The companies, some of them already investors here, like Athena and Metromedia International Telecommunications, are in the oil, gas, technology, finance, real estate and legal sectors.

"I know three, four, five, six different private equity funds that are being created, raising money to make those investments," said Stuart Sundlun, managing director of investment fund Global Emerging Markets. "That situation didn't exist a year ago."

Members of the mission met with presidential envoy to the Caspian Viktor Kaluzhny, and Bremmer said that the war in Afghanistan, while obvious fodder for conflict over the U.S. role in Central Asia, could also provide opportunities for more economic cooperation there. "Increased investment would help bring stability to the region," Bremmer said.

City Hall also used the opportunity to try to get backing for some of Luzhkov's pet projects, like Disneyland Russia ($7 billion), the already much talked about Moskva-City business center ($12 billion), reconstruction of the Kolomenskoye historical site ($3 billion) and a Formula-1 track at a site in Nagatinskoye ($600 million), Interfax reported.

The meetings followed on the heels of U.S. Commerce Secretary Donald Evans' trade mission here last week, as well as visits by the International Monetary Fund and the International Finance Corp.
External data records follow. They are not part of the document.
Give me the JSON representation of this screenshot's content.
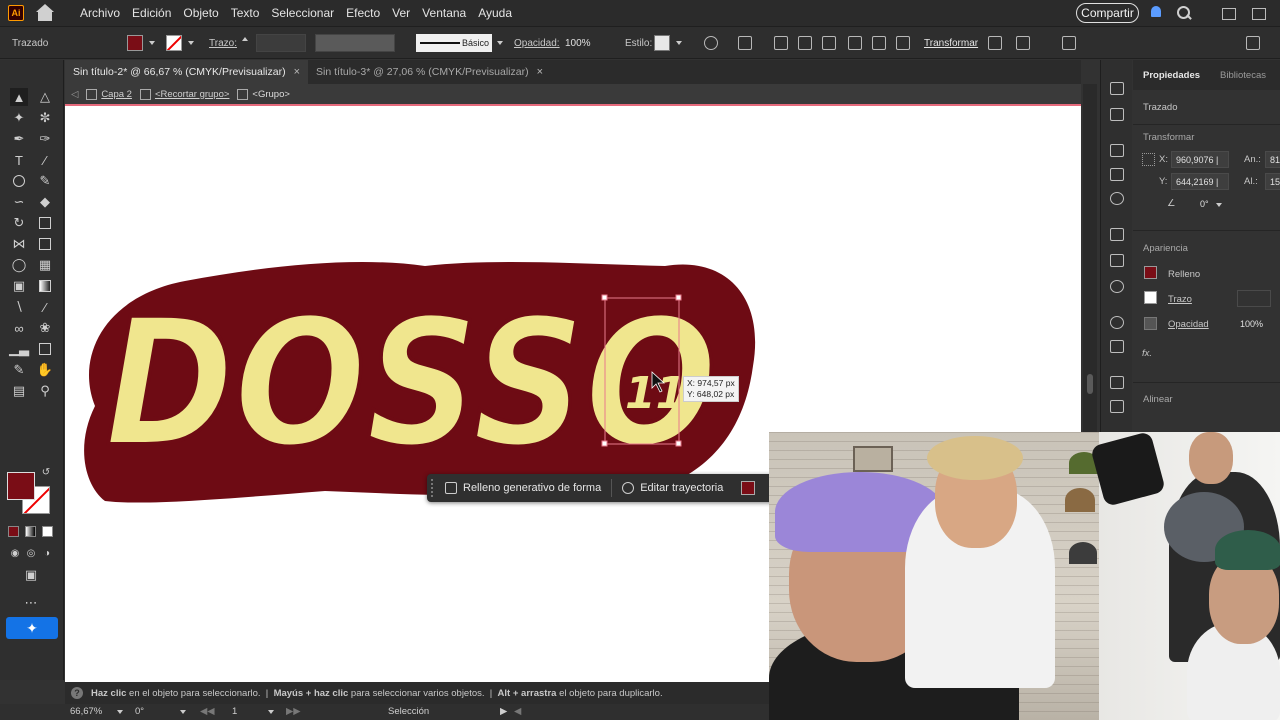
{
  "app": {
    "logo_text": "Ai"
  },
  "menu": [
    "Archivo",
    "Edición",
    "Objeto",
    "Texto",
    "Seleccionar",
    "Efecto",
    "Ver",
    "Ventana",
    "Ayuda"
  ],
  "share_label": "Compartir",
  "control": {
    "mode_label": "Trazado",
    "stroke_label": "Trazo:",
    "stroke_style": "Básico",
    "opacity_label": "Opacidad:",
    "opacity_value": "100%",
    "style_label": "Estilo:",
    "transform_label": "Transformar",
    "fill_color": "#7a0d16"
  },
  "tabs": [
    {
      "label": "Sin título-2* @ 66,67 % (CMYK/Previsualizar)",
      "close": "×"
    },
    {
      "label": "Sin título-3* @ 27,06 % (CMYK/Previsualizar)",
      "close": "×"
    }
  ],
  "breadcrumb": {
    "layer": "Capa 2",
    "clip_group": "<Recortar grupo>",
    "group": "<Grupo>"
  },
  "artwork": {
    "text": "DOSSO",
    "badge": "11",
    "fill_color": "#f0e68e",
    "outline_color": "#6e0b14"
  },
  "cursor_readout": {
    "x": "X: 974,57 px",
    "y": "Y: 648,02 px"
  },
  "context_bar": {
    "generative_fill": "Relleno generativo de forma",
    "edit_path": "Editar trayectoria"
  },
  "properties": {
    "tabs": [
      "Propiedades",
      "Bibliotecas"
    ],
    "object_type": "Trazado",
    "transform_head": "Transformar",
    "x_label": "X:",
    "x_value": "960,9076 |",
    "y_label": "Y:",
    "y_value": "644,2169 |",
    "w_label": "An.:",
    "w_value": "81",
    "h_label": "Al.:",
    "h_value": "15",
    "angle_value": "0°",
    "appearance_head": "Apariencia",
    "fill_label": "Relleno",
    "stroke_label": "Trazo",
    "opacity_label": "Opacidad",
    "opacity_value": "100%",
    "fx_label": "fx.",
    "align_head": "Alinear"
  },
  "status": {
    "help": "?",
    "click": "Haz clic",
    "click_text": " en el objeto para seleccionarlo.  |  ",
    "shift_click": "Mayús + haz clic",
    "shift_text": " para seleccionar varios objetos.  |  ",
    "alt_drag": "Alt + arrastra",
    "alt_text": " el objeto para duplicarlo."
  },
  "bottom": {
    "zoom": "66,67%",
    "rotation": "0°",
    "artboard": "1",
    "tool": "Selección"
  }
}
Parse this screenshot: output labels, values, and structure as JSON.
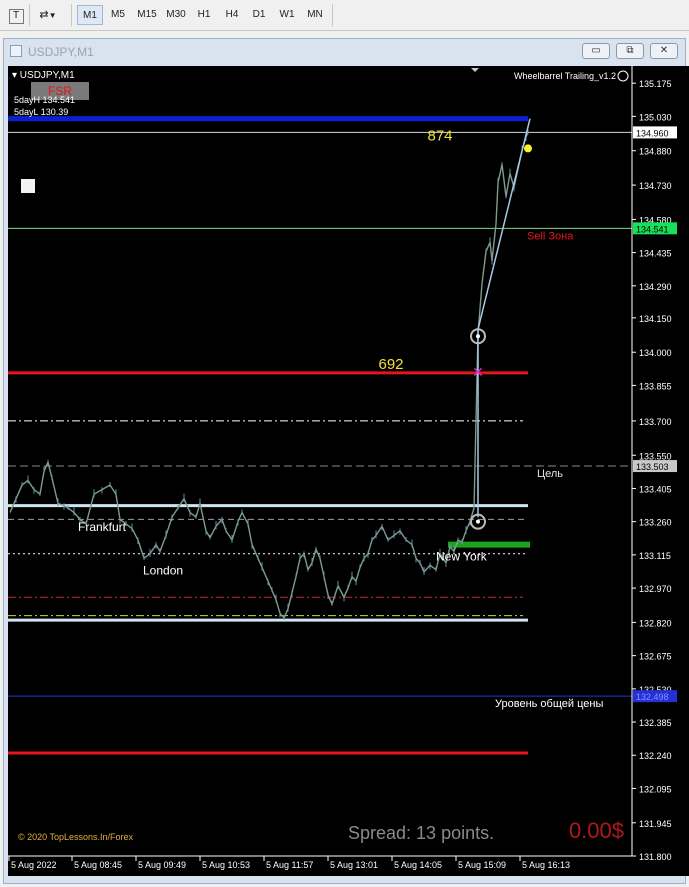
{
  "toolbar": {
    "timeframes": [
      "M1",
      "M5",
      "M15",
      "M30",
      "H1",
      "H4",
      "D1",
      "W1",
      "MN"
    ],
    "active_timeframe": "M1"
  },
  "window": {
    "title": "USDJPY,M1",
    "minimize": "▭",
    "restore": "⧉",
    "close": "✕"
  },
  "chart_header": {
    "symbol": "USDJPY,M1",
    "fsr": "FSR",
    "day_high": "5dayH 134.541",
    "day_low": "5dayL 130.39",
    "indicator": "Wheelbarrel Trailing_v1.2"
  },
  "labels": {
    "top_count": "874",
    "mid_count": "692",
    "sell_zone": "Sell Зона",
    "target": "Цель",
    "total_price": "Уровень общей цены",
    "session_frankfurt": "Frankfurt",
    "session_london": "London",
    "session_newyork": "New York",
    "copyright": "© 2020 TopLessons.In/Forex",
    "spread": "Spread: 13 points.",
    "profit": "0.00$"
  },
  "price_tags": {
    "current": "134.960",
    "sell_zone": "134.541",
    "target": "133.503",
    "total_price": "132.498"
  },
  "colors": {
    "accent_red": "#e8141b",
    "accent_blue": "#0b1fd6",
    "price_green": "#19e05a",
    "bar_color": "#7f9c8a",
    "line_color": "#a8c8e8"
  },
  "chart_data": {
    "type": "line",
    "symbol": "USDJPY",
    "timeframe": "M1",
    "y_axis_ticks": [
      "135.175",
      "135.030",
      "134.880",
      "134.730",
      "134.580",
      "134.435",
      "134.290",
      "134.150",
      "134.000",
      "133.855",
      "133.700",
      "133.550",
      "133.405",
      "133.260",
      "133.115",
      "132.970",
      "132.820",
      "132.675",
      "132.530",
      "132.385",
      "132.240",
      "132.095",
      "131.945",
      "131.800"
    ],
    "x_axis_ticks": [
      "5 Aug 2022",
      "5 Aug 08:45",
      "5 Aug 09:49",
      "5 Aug 10:53",
      "5 Aug 11:57",
      "5 Aug 13:01",
      "5 Aug 14:05",
      "5 Aug 15:09",
      "5 Aug 16:13"
    ],
    "ylim": [
      131.8,
      135.25
    ],
    "price_series": [
      [
        0,
        133.3
      ],
      [
        6,
        133.36
      ],
      [
        12,
        133.42
      ],
      [
        18,
        133.44
      ],
      [
        24,
        133.4
      ],
      [
        30,
        133.38
      ],
      [
        34,
        133.48
      ],
      [
        38,
        133.52
      ],
      [
        42,
        133.45
      ],
      [
        48,
        133.34
      ],
      [
        54,
        133.33
      ],
      [
        58,
        133.32
      ],
      [
        64,
        133.3
      ],
      [
        70,
        133.27
      ],
      [
        76,
        133.25
      ],
      [
        84,
        133.38
      ],
      [
        92,
        133.4
      ],
      [
        100,
        133.42
      ],
      [
        106,
        133.38
      ],
      [
        110,
        133.27
      ],
      [
        116,
        133.25
      ],
      [
        122,
        133.23
      ],
      [
        128,
        133.18
      ],
      [
        134,
        133.1
      ],
      [
        140,
        133.12
      ],
      [
        146,
        133.16
      ],
      [
        150,
        133.13
      ],
      [
        156,
        133.2
      ],
      [
        162,
        133.28
      ],
      [
        168,
        133.32
      ],
      [
        174,
        133.36
      ],
      [
        180,
        133.3
      ],
      [
        186,
        133.28
      ],
      [
        190,
        133.34
      ],
      [
        196,
        133.22
      ],
      [
        200,
        133.19
      ],
      [
        206,
        133.24
      ],
      [
        212,
        133.27
      ],
      [
        216,
        133.22
      ],
      [
        222,
        133.18
      ],
      [
        228,
        133.26
      ],
      [
        232,
        133.3
      ],
      [
        238,
        133.25
      ],
      [
        242,
        133.16
      ],
      [
        248,
        133.1
      ],
      [
        252,
        133.06
      ],
      [
        258,
        133.0
      ],
      [
        262,
        132.96
      ],
      [
        266,
        132.92
      ],
      [
        270,
        132.86
      ],
      [
        274,
        132.84
      ],
      [
        278,
        132.88
      ],
      [
        282,
        132.95
      ],
      [
        286,
        133.02
      ],
      [
        290,
        133.1
      ],
      [
        294,
        133.12
      ],
      [
        298,
        133.05
      ],
      [
        302,
        133.08
      ],
      [
        306,
        133.14
      ],
      [
        310,
        133.1
      ],
      [
        314,
        133.02
      ],
      [
        318,
        132.94
      ],
      [
        322,
        132.9
      ],
      [
        328,
        132.98
      ],
      [
        334,
        132.93
      ],
      [
        338,
        132.97
      ],
      [
        342,
        133.02
      ],
      [
        346,
        133.0
      ],
      [
        350,
        133.06
      ],
      [
        354,
        133.1
      ],
      [
        358,
        133.12
      ],
      [
        362,
        133.18
      ],
      [
        366,
        133.2
      ],
      [
        372,
        133.24
      ],
      [
        378,
        133.18
      ],
      [
        384,
        133.2
      ],
      [
        390,
        133.22
      ],
      [
        396,
        133.18
      ],
      [
        402,
        133.16
      ],
      [
        406,
        133.1
      ],
      [
        410,
        133.08
      ],
      [
        414,
        133.04
      ],
      [
        420,
        133.07
      ],
      [
        426,
        133.05
      ],
      [
        430,
        133.12
      ],
      [
        436,
        133.08
      ],
      [
        440,
        133.15
      ],
      [
        444,
        133.13
      ],
      [
        448,
        133.18
      ],
      [
        452,
        133.17
      ],
      [
        456,
        133.22
      ],
      [
        460,
        133.26
      ],
      [
        464,
        133.32
      ],
      [
        468,
        134.08
      ],
      [
        472,
        134.3
      ],
      [
        476,
        134.44
      ],
      [
        480,
        134.48
      ],
      [
        482,
        134.4
      ],
      [
        486,
        134.56
      ],
      [
        488,
        134.74
      ],
      [
        492,
        134.82
      ],
      [
        496,
        134.68
      ],
      [
        500,
        134.78
      ],
      [
        504,
        134.72
      ],
      [
        508,
        134.8
      ],
      [
        512,
        134.88
      ],
      [
        516,
        134.94
      ],
      [
        518,
        134.96
      ]
    ],
    "levels": {
      "blue_top": 135.02,
      "white_current": 134.96,
      "sell_zone": 134.541,
      "red_692": 133.91,
      "dash_dot_white": 133.7,
      "target": 133.503,
      "light_blue_upper": 133.33,
      "dash_gray": 133.27,
      "green_bar": 133.16,
      "dotted_white": 133.12,
      "dash_red": 132.93,
      "dash_yellow": 132.85,
      "light_blue_lower": 132.83,
      "blue_total": 132.498,
      "red_low": 132.25
    }
  }
}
"If President Putin is seen or photographed wearing a cowboy hat or boots, I would like to think that perhaps we will see some of the U.S. government agencies providing support to credit institutions that will enable us to get access to the debt and speed the investment process," said delegation chairman John Kean Jr., CEO of gas-trading company NUI, referring partly to U.S. Export-Import Bank and the IMF.

Eurasia, together with Lehman Brothers, a New York financial house, this month launched its 10-nation emerging-market economic and political risk index, LEGSI, which puts Russia squarely in the middle. Russia's score of 66 out of 100 was behind Hungary, Poland, Bulgaria and Ukraine, but ahead of Thailand, Croatia, Turkey, Indonesia and Azerbaijan.

Recently, Transparency International, which has a ranking that essentially measures corruption, put Russia ahead of just 10 countries out of 91.

"As for corruption -- just be careful," advised Sundlun.